Exercise details: Count up the lines below containing the word "reference", and give the result with no other words.

Interface dataset entries:
☆ ☆ ☆ ☆
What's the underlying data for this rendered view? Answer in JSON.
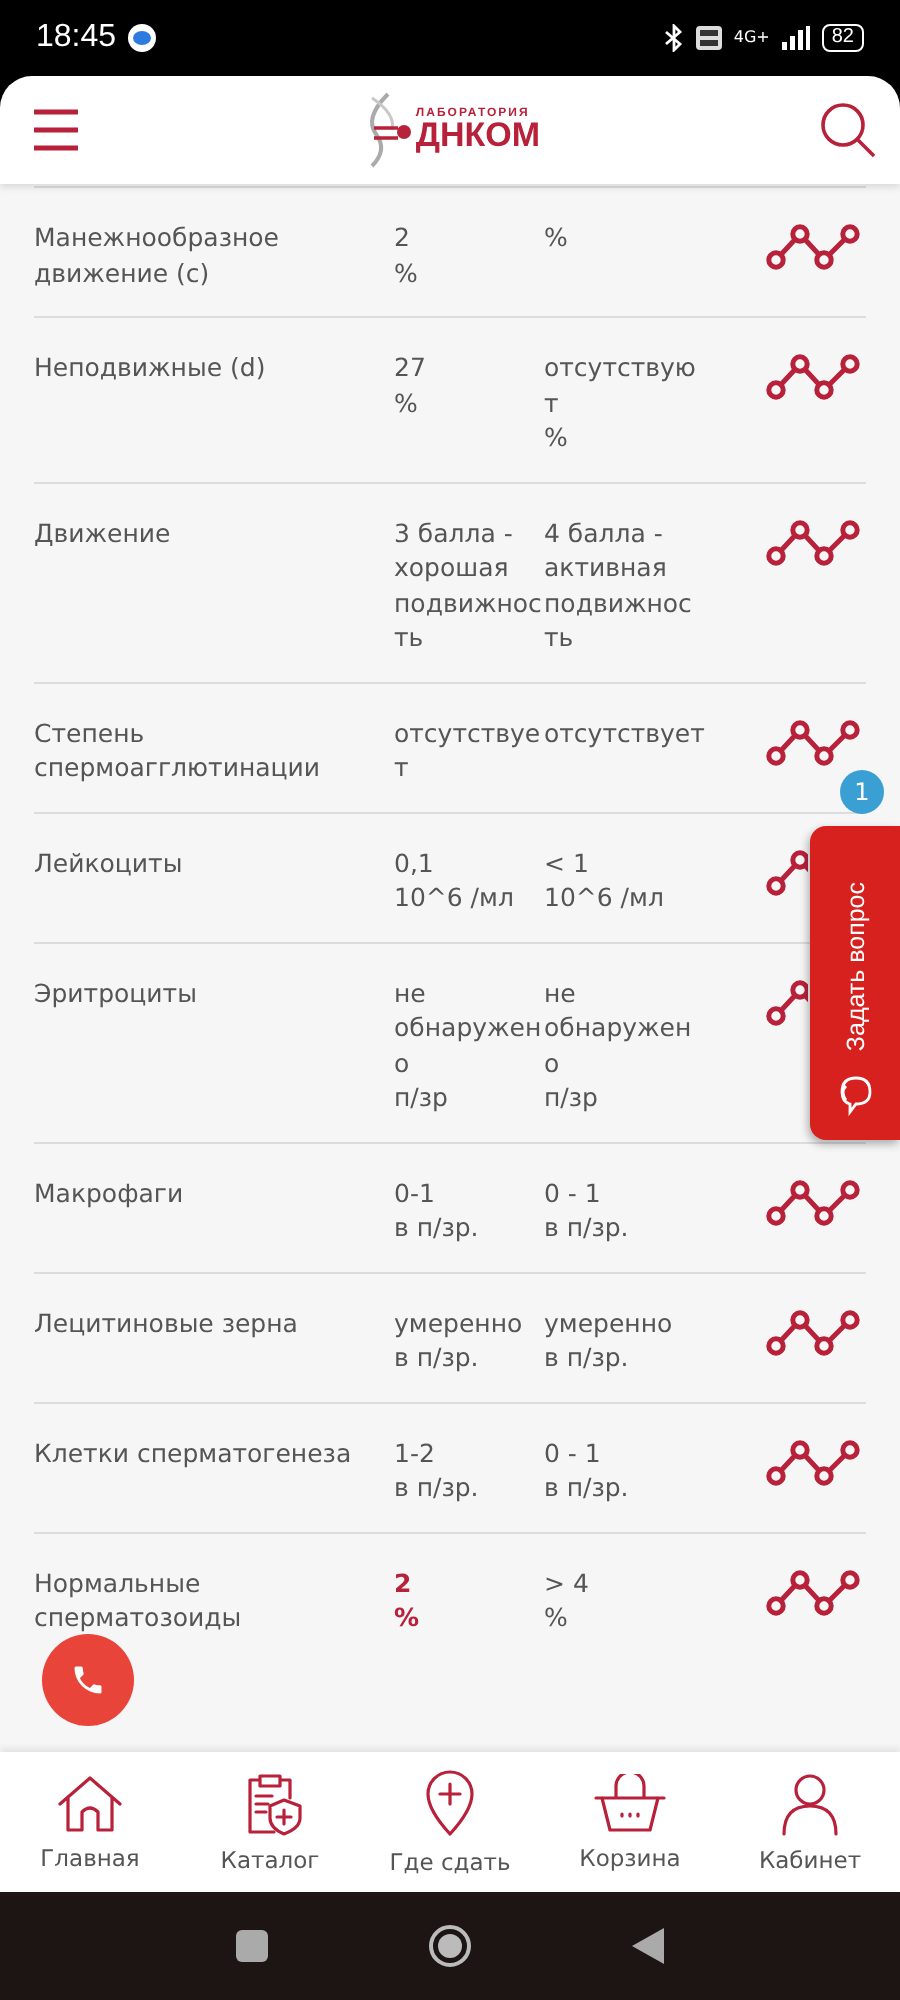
{
  "status_bar": {
    "time": "18:45",
    "network": "4G+",
    "battery": "82"
  },
  "header": {
    "logo_caption": "ЛАБОРАТОРИЯ",
    "logo_name": "ДНКОМ"
  },
  "results": [
    {
      "name": "Манежнообразное движение (c)",
      "result": "2\n%",
      "reference": "%",
      "flagged": false
    },
    {
      "name": "Неподвижные (d)",
      "result": "27\n%",
      "reference": "отсутствую\nт\n%",
      "flagged": false
    },
    {
      "name": "Движение",
      "result": "3 балла -\nхорошая\nподвижнос\nть",
      "reference": "4 балла -\nактивная\nподвижнос\nть",
      "flagged": false
    },
    {
      "name": "Степень спермоагглютинации",
      "result": "отсутствуе\nт",
      "reference": "отсутствует",
      "flagged": false
    },
    {
      "name": "Лейкоциты",
      "result": "0,1\n10^6 /мл",
      "reference": "< 1\n10^6 /мл",
      "flagged": false
    },
    {
      "name": "Эритроциты",
      "result": "не\nобнаружен\nо\nп/зр",
      "reference": "не\nобнаружен\nо\nп/зр",
      "flagged": false
    },
    {
      "name": "Макрофаги",
      "result": "0-1\nв п/зр.",
      "reference": "0 - 1\nв п/зр.",
      "flagged": false
    },
    {
      "name": "Лецитиновые зерна",
      "result": "умеренно\nв п/зр.",
      "reference": "умеренно\nв п/зр.",
      "flagged": false
    },
    {
      "name": "Клетки сперматогенеза",
      "result": "1-2\nв п/зр.",
      "reference": "0 - 1\nв п/зр.",
      "flagged": false
    },
    {
      "name": "Нормальные сперматозоиды",
      "result": "2\n%",
      "reference": "> 4\n%",
      "flagged": true
    }
  ],
  "question_tab": {
    "label": "Задать вопрос",
    "badge": "1"
  },
  "bottom_nav": [
    {
      "label": "Главная",
      "kind": "home"
    },
    {
      "label": "Каталог",
      "kind": "catalog"
    },
    {
      "label": "Где сдать",
      "kind": "pin"
    },
    {
      "label": "Корзина",
      "kind": "basket"
    },
    {
      "label": "Кабинет",
      "kind": "user"
    }
  ]
}
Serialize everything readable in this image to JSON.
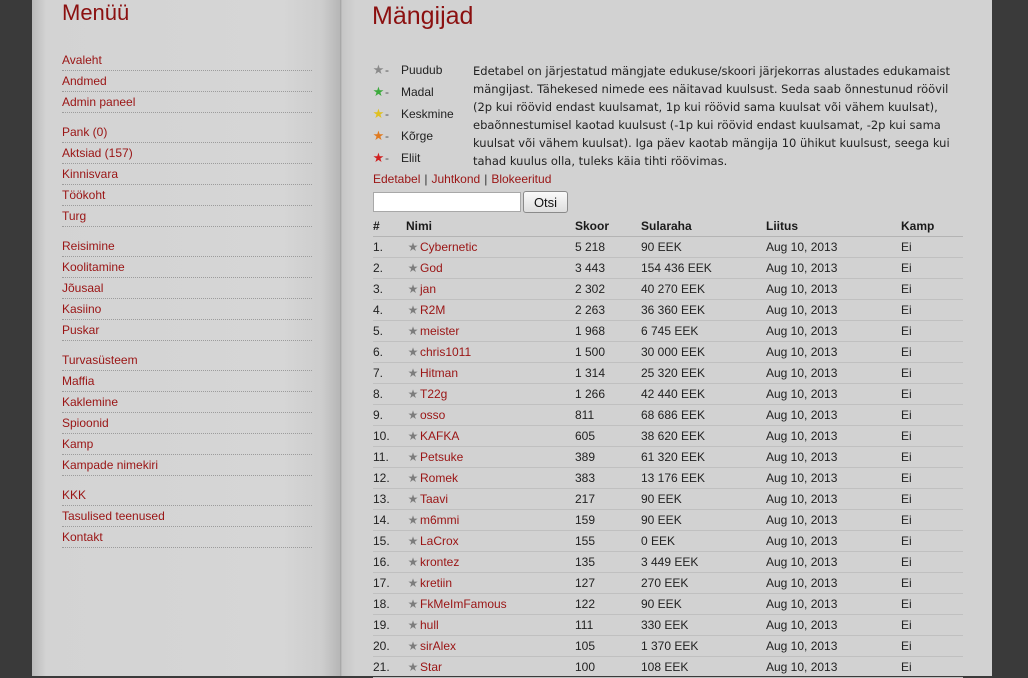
{
  "sidebar": {
    "title": "Menüü",
    "groups": [
      [
        "Avaleht",
        "Andmed",
        "Admin paneel"
      ],
      [
        "Pank (0)",
        "Aktsiad (157)",
        "Kinnisvara",
        "Töökoht",
        "Turg"
      ],
      [
        "Reisimine",
        "Koolitamine",
        "Jõusaal",
        "Kasiino",
        "Puskar"
      ],
      [
        "Turvasüsteem",
        "Maffia",
        "Kaklemine",
        "Spioonid",
        "Kamp",
        "Kampade nimekiri"
      ],
      [
        "KKK",
        "Tasulised teenused",
        "Kontakt"
      ]
    ]
  },
  "main": {
    "title": "Mängijad",
    "legend": [
      {
        "label": "Puudub",
        "color": "#8a8a8a",
        "icon": "star-gray-icon"
      },
      {
        "label": "Madal",
        "color": "#3caa3c",
        "icon": "star-green-icon"
      },
      {
        "label": "Keskmine",
        "color": "#e0c020",
        "icon": "star-yellow-icon"
      },
      {
        "label": "Kõrge",
        "color": "#e07a20",
        "icon": "star-orange-icon"
      },
      {
        "label": "Eliit",
        "color": "#d02020",
        "icon": "star-red-icon"
      }
    ],
    "legend_dash": "-",
    "description": "Edetabel on järjestatud mängjate edukuse/skoori järjekorras alustades edukamaist mängijast. Tähekesed nimede ees näitavad kuulsust. Seda saab õnnestunud röövil (2p kui röövid endast kuulsamat, 1p kui röövid sama kuulsat või vähem kuulsat), ebaõnnestumisel kaotad kuulsust (-1p kui röövid endast kuulsamat, -2p kui sama kuulsat või vähem kuulsat). Iga päev kaotab mängija 10 ühikut kuulsust, seega kui tahad kuulus olla, tuleks käia tihti röövimas.",
    "links": [
      "Edetabel",
      "Juhtkond",
      "Blokeeritud"
    ],
    "link_separator": "|",
    "search": {
      "value": "",
      "button_label": "Otsi"
    },
    "table": {
      "headers": [
        "#",
        "Nimi",
        "Skoor",
        "Sularaha",
        "Liitus",
        "Kamp"
      ],
      "rows": [
        {
          "rank": "1.",
          "name": "Cybernetic",
          "score": "5 218",
          "cash": "90 EEK",
          "joined": "Aug 10, 2013",
          "gang": "Ei"
        },
        {
          "rank": "2.",
          "name": "God",
          "score": "3 443",
          "cash": "154 436 EEK",
          "joined": "Aug 10, 2013",
          "gang": "Ei"
        },
        {
          "rank": "3.",
          "name": "jan",
          "score": "2 302",
          "cash": "40 270 EEK",
          "joined": "Aug 10, 2013",
          "gang": "Ei"
        },
        {
          "rank": "4.",
          "name": "R2M",
          "score": "2 263",
          "cash": "36 360 EEK",
          "joined": "Aug 10, 2013",
          "gang": "Ei"
        },
        {
          "rank": "5.",
          "name": "meister",
          "score": "1 968",
          "cash": "6 745 EEK",
          "joined": "Aug 10, 2013",
          "gang": "Ei"
        },
        {
          "rank": "6.",
          "name": "chris1011",
          "score": "1 500",
          "cash": "30 000 EEK",
          "joined": "Aug 10, 2013",
          "gang": "Ei"
        },
        {
          "rank": "7.",
          "name": "Hitman",
          "score": "1 314",
          "cash": "25 320 EEK",
          "joined": "Aug 10, 2013",
          "gang": "Ei"
        },
        {
          "rank": "8.",
          "name": "T22g",
          "score": "1 266",
          "cash": "42 440 EEK",
          "joined": "Aug 10, 2013",
          "gang": "Ei"
        },
        {
          "rank": "9.",
          "name": "osso",
          "score": "811",
          "cash": "68 686 EEK",
          "joined": "Aug 10, 2013",
          "gang": "Ei"
        },
        {
          "rank": "10.",
          "name": "KAFKA",
          "score": "605",
          "cash": "38 620 EEK",
          "joined": "Aug 10, 2013",
          "gang": "Ei"
        },
        {
          "rank": "11.",
          "name": "Petsuke",
          "score": "389",
          "cash": "61 320 EEK",
          "joined": "Aug 10, 2013",
          "gang": "Ei"
        },
        {
          "rank": "12.",
          "name": "Romek",
          "score": "383",
          "cash": "13 176 EEK",
          "joined": "Aug 10, 2013",
          "gang": "Ei"
        },
        {
          "rank": "13.",
          "name": "Taavi",
          "score": "217",
          "cash": "90 EEK",
          "joined": "Aug 10, 2013",
          "gang": "Ei"
        },
        {
          "rank": "14.",
          "name": "m6mmi",
          "score": "159",
          "cash": "90 EEK",
          "joined": "Aug 10, 2013",
          "gang": "Ei"
        },
        {
          "rank": "15.",
          "name": "LaCrox",
          "score": "155",
          "cash": "0 EEK",
          "joined": "Aug 10, 2013",
          "gang": "Ei"
        },
        {
          "rank": "16.",
          "name": "krontez",
          "score": "135",
          "cash": "3 449 EEK",
          "joined": "Aug 10, 2013",
          "gang": "Ei"
        },
        {
          "rank": "17.",
          "name": "kretiin",
          "score": "127",
          "cash": "270 EEK",
          "joined": "Aug 10, 2013",
          "gang": "Ei"
        },
        {
          "rank": "18.",
          "name": "FkMeImFamous",
          "score": "122",
          "cash": "90 EEK",
          "joined": "Aug 10, 2013",
          "gang": "Ei"
        },
        {
          "rank": "19.",
          "name": "hull",
          "score": "111",
          "cash": "330 EEK",
          "joined": "Aug 10, 2013",
          "gang": "Ei"
        },
        {
          "rank": "20.",
          "name": "sirAlex",
          "score": "105",
          "cash": "1 370 EEK",
          "joined": "Aug 10, 2013",
          "gang": "Ei"
        },
        {
          "rank": "21.",
          "name": "Star",
          "score": "100",
          "cash": "108 EEK",
          "joined": "Aug 10, 2013",
          "gang": "Ei"
        }
      ]
    }
  }
}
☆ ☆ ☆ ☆
Result of this exercise: 10